DESCRIPTION OF THE TASK.
A word-for-word copy of the data, with no images, is the required answer.

Data records for software interfaces:
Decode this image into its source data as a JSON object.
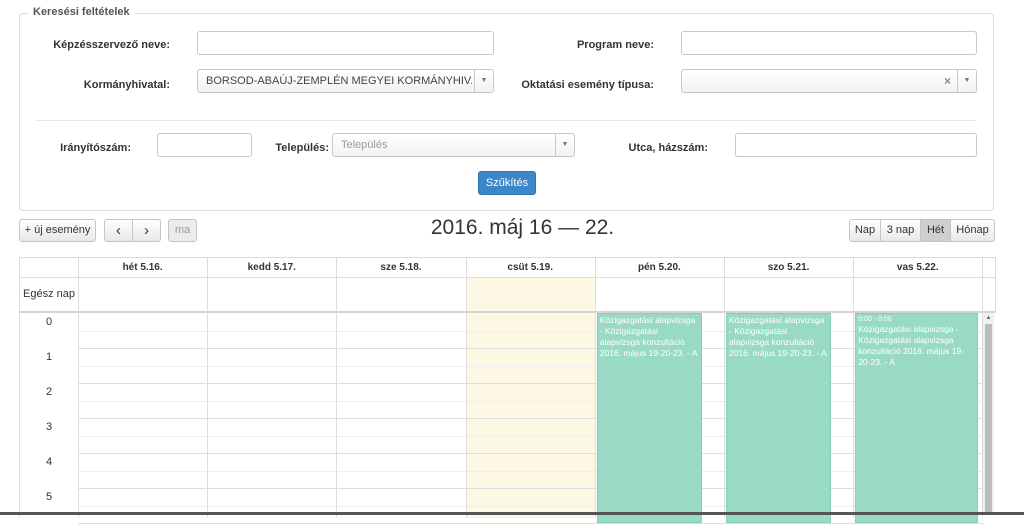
{
  "filters": {
    "legend": "Keresési feltételek",
    "organizer_label": "Képzésszervező neve:",
    "organizer_value": "",
    "program_label": "Program neve:",
    "program_value": "",
    "office_label": "Kormányhivatal:",
    "office_value": "BORSOD-ABAÚJ-ZEMPLÉN MEGYEI KORMÁNYHIV...",
    "event_type_label": "Oktatási esemény típusa:",
    "event_type_value": "",
    "zip_label": "Irányítószám:",
    "zip_value": "",
    "city_label": "Település:",
    "city_placeholder": "Település",
    "street_label": "Utca, házszám:",
    "street_value": "",
    "submit_label": "Szűkítés"
  },
  "toolbar": {
    "new_event_label": "+ új esemény",
    "prev_icon": "chevron-left-icon",
    "next_icon": "chevron-right-icon",
    "prev_glyph": "‹",
    "next_glyph": "›",
    "today_label": "ma",
    "title": "2016. máj 16 — 22.",
    "views": [
      "Nap",
      "3 nap",
      "Hét",
      "Hónap"
    ],
    "active_view": "Hét"
  },
  "calendar": {
    "days": [
      "hét 5.16.",
      "kedd 5.17.",
      "sze 5.18.",
      "csüt 5.19.",
      "pén 5.20.",
      "szo 5.21.",
      "vas 5.22."
    ],
    "today_index": 3,
    "allday_label": "Egész nap",
    "hours": [
      "0",
      "1",
      "2",
      "3",
      "4",
      "5"
    ],
    "events": [
      {
        "day": 4,
        "time": "",
        "text": "Közigazgatási alapvizsga - Közigazgatási alapvizsga konzultáció 2016. május 19-20-23. - A"
      },
      {
        "day": 5,
        "time": "",
        "text": "Közigazgatási alapvizsga - Közigazgatási alapvizsga konzultáció 2016. május 19-20-23. - A"
      },
      {
        "day": 6,
        "time": "0:00 - 0:00",
        "text": "Közigazgatási alapvizsga - Közigazgatási alapvizsga konzultáció 2016. május 19-20-23. - A"
      }
    ],
    "colors": {
      "event_bg": "#99dac6",
      "today_bg": "#fcf8e3",
      "primary": "#3b87c8"
    }
  }
}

TASK SOLUTION.
Decode this image into its source data as a JSON object.
{
  "filters": {
    "legend": "Keresési feltételek",
    "organizer_label": "Képzésszervező neve:",
    "organizer_value": "",
    "program_label": "Program neve:",
    "program_value": "",
    "office_label": "Kormányhivatal:",
    "office_value": "BORSOD-ABAÚJ-ZEMPLÉN MEGYEI KORMÁNYHIV...",
    "event_type_label": "Oktatási esemény típusa:",
    "event_type_value": "",
    "zip_label": "Irányítószám:",
    "zip_value": "",
    "city_label": "Település:",
    "city_placeholder": "Település",
    "street_label": "Utca, házszám:",
    "street_value": "",
    "submit_label": "Szűkítés"
  },
  "toolbar": {
    "new_event_label": "+ új esemény",
    "prev_icon": "chevron-left-icon",
    "next_icon": "chevron-right-icon",
    "prev_glyph": "‹",
    "next_glyph": "›",
    "today_label": "ma",
    "title": "2016. máj 16 — 22.",
    "views": [
      "Nap",
      "3 nap",
      "Hét",
      "Hónap"
    ],
    "active_view": "Hét"
  },
  "calendar": {
    "days": [
      "hét 5.16.",
      "kedd 5.17.",
      "sze 5.18.",
      "csüt 5.19.",
      "pén 5.20.",
      "szo 5.21.",
      "vas 5.22."
    ],
    "today_index": 3,
    "allday_label": "Egész nap",
    "hours": [
      "0",
      "1",
      "2",
      "3",
      "4",
      "5"
    ],
    "events": [
      {
        "day": 4,
        "time": "",
        "text": "Közigazgatási alapvizsga - Közigazgatási alapvizsga konzultáció 2016. május 19-20-23. - A"
      },
      {
        "day": 5,
        "time": "",
        "text": "Közigazgatási alapvizsga - Közigazgatási alapvizsga konzultáció 2016. május 19-20-23. - A"
      },
      {
        "day": 6,
        "time": "0:00 - 0:00",
        "text": "Közigazgatási alapvizsga - Közigazgatási alapvizsga konzultáció 2016. május 19-20-23. - A"
      }
    ],
    "colors": {
      "event_bg": "#99dac6",
      "today_bg": "#fcf8e3",
      "primary": "#3b87c8"
    }
  }
}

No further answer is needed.